"Daimones" by Massimo Marino is an apocalypse book with a difference. One night the world’s population quietly died, except for Dan, his wife Mary and their teenage daughter. The mass extinction was so quiet that it was only on the commute to work in Geneva that Dan noticed that something was amiss. Then with mounting alarm they discover that all the people around them are dead and that all the old certainties in life have vanished. Dan works quickly to protect his family’s short-term and medium-term safety and only then can he start to work out the means to test the premise that everybody else in the world is dead. Finally they get a response though it is a rambling paranoid message which trips Dan and his family into a paranoid survival mode almost sabotaging their first human contact. The new survivor joins the family and the group dynamics change.
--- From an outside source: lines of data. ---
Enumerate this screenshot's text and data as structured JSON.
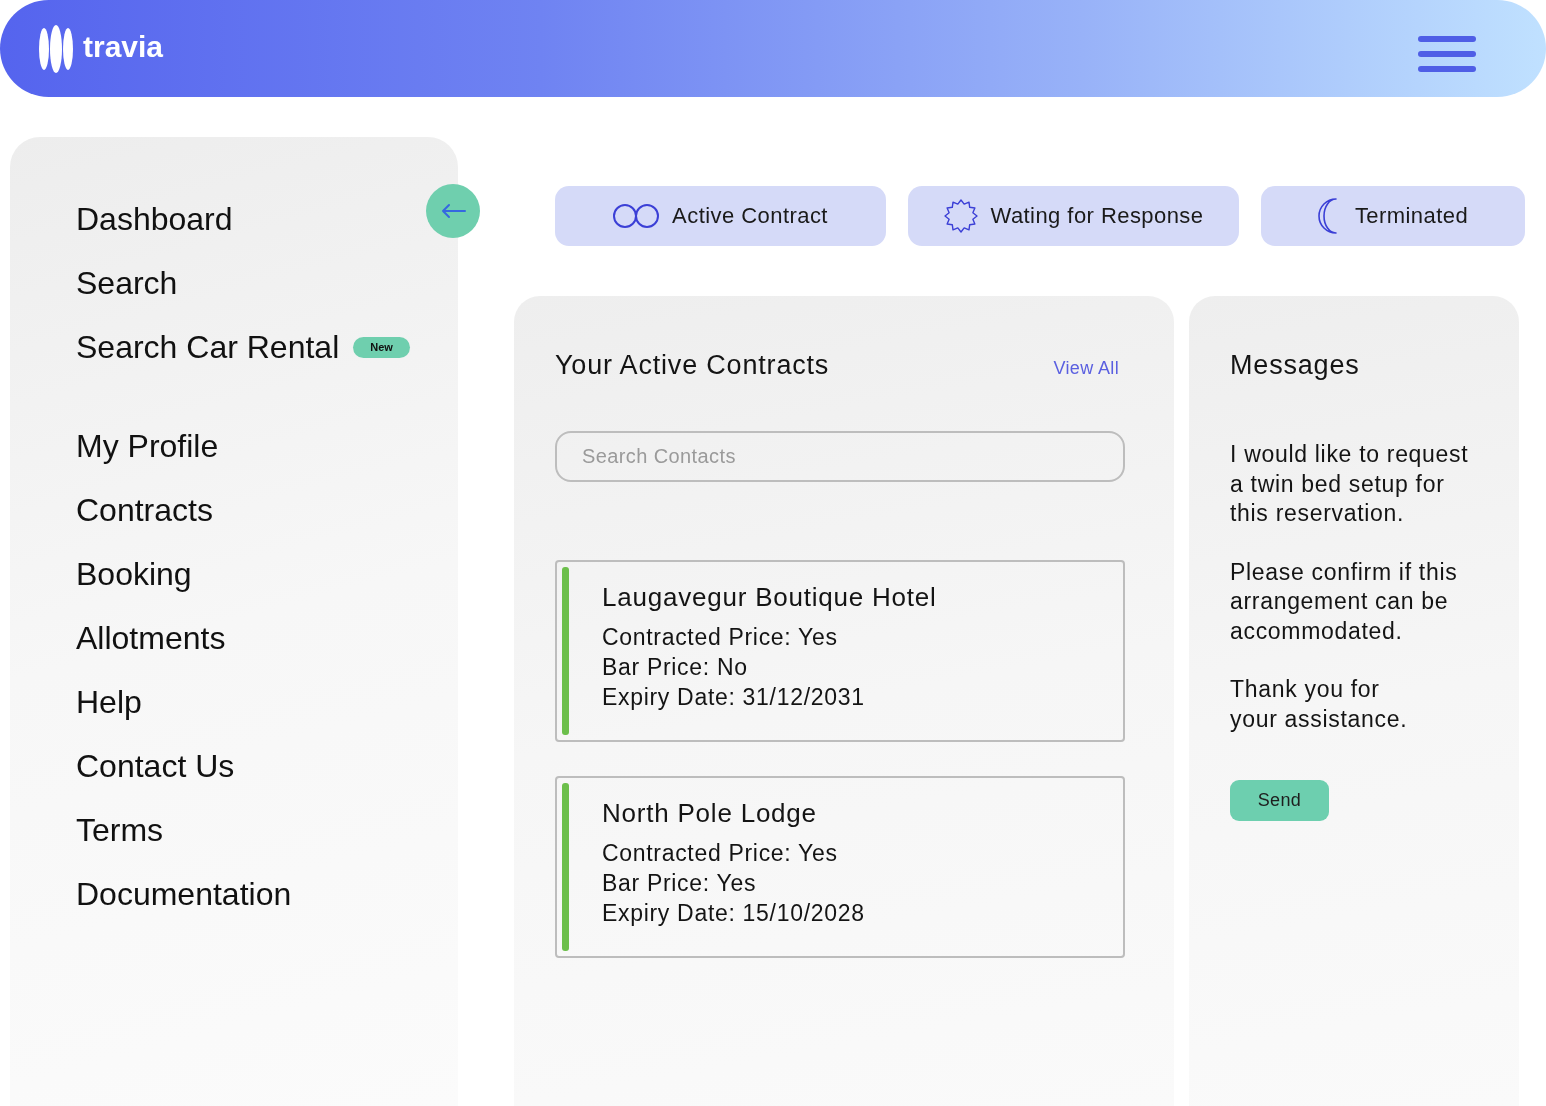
{
  "header": {
    "brand": "travia"
  },
  "sidebar": {
    "groups": [
      {
        "items": [
          {
            "label": "Dashboard"
          },
          {
            "label": "Search"
          },
          {
            "label": "Search Car Rental",
            "badge": "New"
          }
        ]
      },
      {
        "items": [
          {
            "label": "My Profile"
          },
          {
            "label": "Contracts"
          },
          {
            "label": "Booking"
          },
          {
            "label": "Allotments"
          },
          {
            "label": "Help"
          },
          {
            "label": "Contact Us"
          },
          {
            "label": "Terms"
          },
          {
            "label": "Documentation"
          }
        ]
      }
    ]
  },
  "status_tabs": [
    {
      "kind": "active",
      "label": "Active Contract"
    },
    {
      "kind": "waiting",
      "label": "Wating for Response"
    },
    {
      "kind": "terminated",
      "label": "Terminated"
    }
  ],
  "contracts_panel": {
    "title": "Your Active Contracts",
    "view_all": "View All",
    "search": {
      "placeholder": "Search Contacts"
    },
    "contracts": [
      {
        "name": "Laugavegur Boutique Hotel",
        "details": [
          "Contracted Price: Yes",
          "Bar Price: No",
          "Expiry Date: 31/12/2031"
        ]
      },
      {
        "name": "North Pole Lodge",
        "details": [
          "Contracted Price: Yes",
          "Bar Price: Yes",
          "Expiry Date: 15/10/2028"
        ]
      }
    ]
  },
  "messages_panel": {
    "title": "Messages",
    "paragraphs": [
      "I would like to request a twin bed setup for this reservation.",
      "Please confirm if this arrangement can be accommodated.",
      "Thank you for\nyour assistance."
    ],
    "send_button": "Send"
  }
}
Dan continues to search for other survivors and makes a key discovery about the mystery of the extinction while searching for survivors with the facilities at CERN.
This is a good book. It is attractively written and the language flows well. "Daimones" explores some difficult themes. For instance, what would be your reaction when you find that more and more of the people and structures of your society are gone? At what point will you cross over from respecting the laws and customs of civilization to fending for yourself? The main character in the book had the space to develop as their roles changed in the new world. Yet the plot didn’t tire but shifted gear to an exciting finish. The evocation of the rich and expensive city of Geneva surrounded by commuter towns in France is especially well done. A great read; well done Massimo.